What you need to do: Work out how many lines in the entries below contain the string "JSON". Reply with that figure alone.

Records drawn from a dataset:
%%
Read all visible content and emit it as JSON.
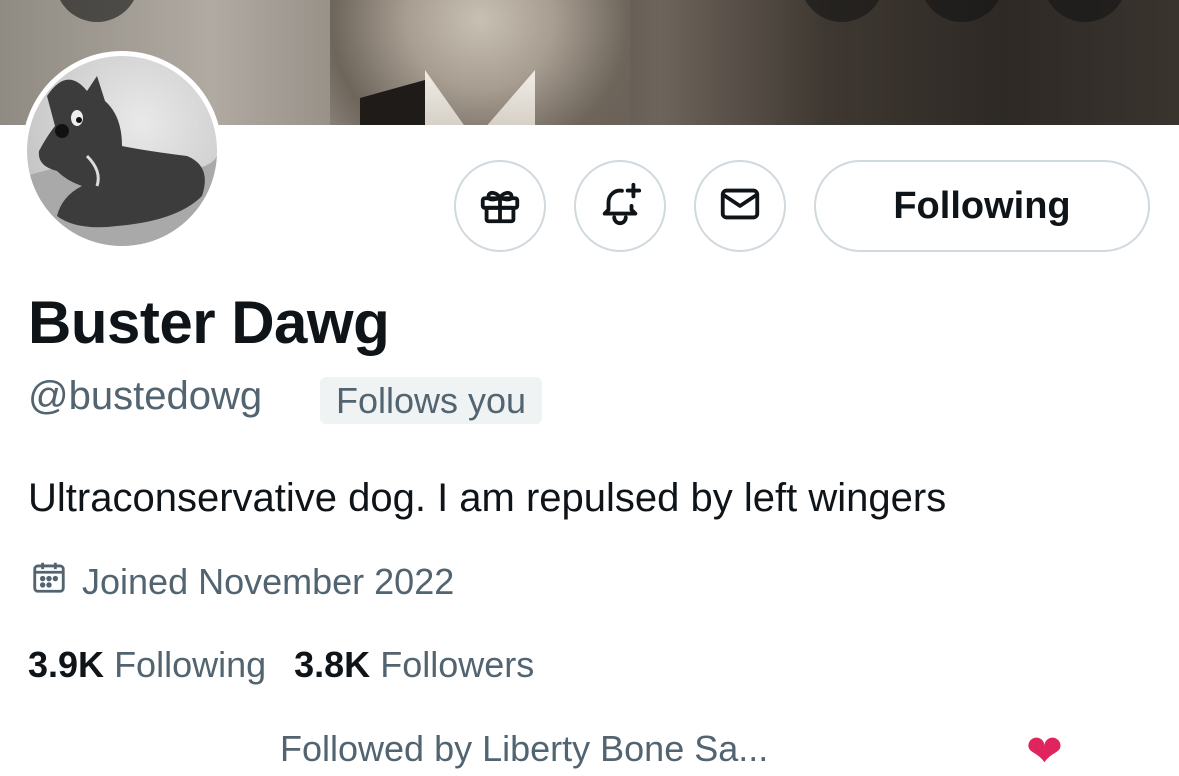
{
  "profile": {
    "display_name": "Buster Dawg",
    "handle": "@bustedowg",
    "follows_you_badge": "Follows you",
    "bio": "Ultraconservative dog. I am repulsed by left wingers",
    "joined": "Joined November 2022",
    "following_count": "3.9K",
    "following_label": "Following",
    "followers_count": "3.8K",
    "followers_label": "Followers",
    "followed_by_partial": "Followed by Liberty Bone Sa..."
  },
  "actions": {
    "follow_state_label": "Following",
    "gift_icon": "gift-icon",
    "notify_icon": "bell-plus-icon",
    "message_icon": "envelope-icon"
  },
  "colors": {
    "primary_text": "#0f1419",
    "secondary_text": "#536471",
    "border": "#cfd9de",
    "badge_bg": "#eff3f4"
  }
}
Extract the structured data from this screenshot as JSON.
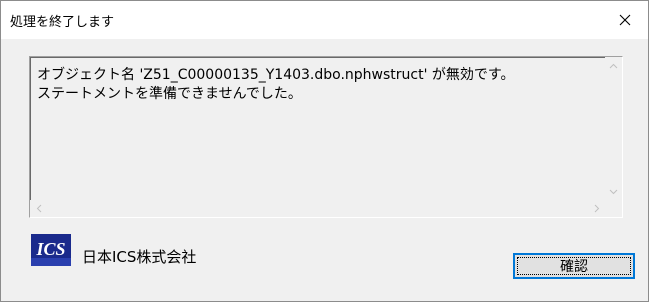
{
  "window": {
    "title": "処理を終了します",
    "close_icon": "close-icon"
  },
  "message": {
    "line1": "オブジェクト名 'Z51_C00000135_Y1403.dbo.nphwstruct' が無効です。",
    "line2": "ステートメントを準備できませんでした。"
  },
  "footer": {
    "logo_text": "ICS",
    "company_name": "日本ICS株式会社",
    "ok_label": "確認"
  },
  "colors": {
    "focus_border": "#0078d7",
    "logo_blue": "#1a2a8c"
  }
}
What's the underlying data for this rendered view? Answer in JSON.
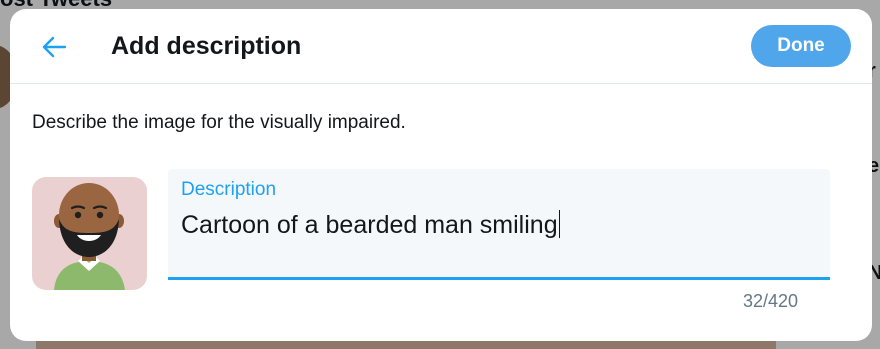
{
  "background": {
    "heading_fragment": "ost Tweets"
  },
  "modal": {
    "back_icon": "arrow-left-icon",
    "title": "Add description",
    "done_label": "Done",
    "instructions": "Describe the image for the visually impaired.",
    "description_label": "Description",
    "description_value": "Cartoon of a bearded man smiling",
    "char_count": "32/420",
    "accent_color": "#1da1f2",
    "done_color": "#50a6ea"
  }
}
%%
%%
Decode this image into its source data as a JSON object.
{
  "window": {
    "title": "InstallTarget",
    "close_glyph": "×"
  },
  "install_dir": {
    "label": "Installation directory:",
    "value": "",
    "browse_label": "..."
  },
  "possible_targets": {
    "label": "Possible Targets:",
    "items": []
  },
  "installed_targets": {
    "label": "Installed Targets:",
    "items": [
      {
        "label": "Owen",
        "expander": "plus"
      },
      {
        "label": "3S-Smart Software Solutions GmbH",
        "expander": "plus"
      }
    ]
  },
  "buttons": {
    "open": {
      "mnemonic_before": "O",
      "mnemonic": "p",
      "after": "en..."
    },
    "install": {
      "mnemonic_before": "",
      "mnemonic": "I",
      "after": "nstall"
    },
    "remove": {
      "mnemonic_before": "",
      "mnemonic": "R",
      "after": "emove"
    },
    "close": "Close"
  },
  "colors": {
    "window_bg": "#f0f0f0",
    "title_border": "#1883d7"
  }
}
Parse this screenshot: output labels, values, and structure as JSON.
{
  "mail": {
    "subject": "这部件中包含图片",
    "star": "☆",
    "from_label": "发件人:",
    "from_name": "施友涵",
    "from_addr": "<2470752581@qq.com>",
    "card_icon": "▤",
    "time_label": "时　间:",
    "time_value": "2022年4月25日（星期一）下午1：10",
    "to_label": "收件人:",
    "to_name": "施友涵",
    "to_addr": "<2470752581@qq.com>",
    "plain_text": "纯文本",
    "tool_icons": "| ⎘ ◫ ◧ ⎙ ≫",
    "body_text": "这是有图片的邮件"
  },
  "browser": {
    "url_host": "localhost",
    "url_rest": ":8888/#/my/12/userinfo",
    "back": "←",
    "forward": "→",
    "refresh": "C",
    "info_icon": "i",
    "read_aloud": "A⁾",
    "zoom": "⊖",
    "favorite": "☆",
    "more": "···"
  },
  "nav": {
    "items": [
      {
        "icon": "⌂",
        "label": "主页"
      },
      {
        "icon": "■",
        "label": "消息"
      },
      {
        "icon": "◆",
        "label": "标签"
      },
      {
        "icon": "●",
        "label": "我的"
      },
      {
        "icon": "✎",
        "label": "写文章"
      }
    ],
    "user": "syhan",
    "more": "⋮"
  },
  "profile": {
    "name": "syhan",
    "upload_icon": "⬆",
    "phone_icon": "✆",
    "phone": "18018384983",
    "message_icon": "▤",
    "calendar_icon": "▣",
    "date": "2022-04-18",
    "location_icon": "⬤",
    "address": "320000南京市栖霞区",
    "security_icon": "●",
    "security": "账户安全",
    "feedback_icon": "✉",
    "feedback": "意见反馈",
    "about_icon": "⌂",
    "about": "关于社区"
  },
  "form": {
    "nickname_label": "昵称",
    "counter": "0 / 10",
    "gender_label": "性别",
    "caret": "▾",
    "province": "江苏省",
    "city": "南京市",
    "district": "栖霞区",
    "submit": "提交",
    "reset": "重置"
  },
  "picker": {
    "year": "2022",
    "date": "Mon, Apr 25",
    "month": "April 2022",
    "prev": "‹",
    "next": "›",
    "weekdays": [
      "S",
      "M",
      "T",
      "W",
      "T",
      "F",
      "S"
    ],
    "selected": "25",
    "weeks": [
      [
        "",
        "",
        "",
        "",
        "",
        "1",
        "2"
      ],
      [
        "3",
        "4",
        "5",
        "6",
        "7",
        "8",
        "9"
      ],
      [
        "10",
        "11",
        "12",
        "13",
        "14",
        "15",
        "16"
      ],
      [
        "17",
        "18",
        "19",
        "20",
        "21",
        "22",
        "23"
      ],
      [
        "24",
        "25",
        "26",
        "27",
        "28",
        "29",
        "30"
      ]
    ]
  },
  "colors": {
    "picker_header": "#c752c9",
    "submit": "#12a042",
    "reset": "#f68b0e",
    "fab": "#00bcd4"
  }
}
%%
Output of the exercise: 5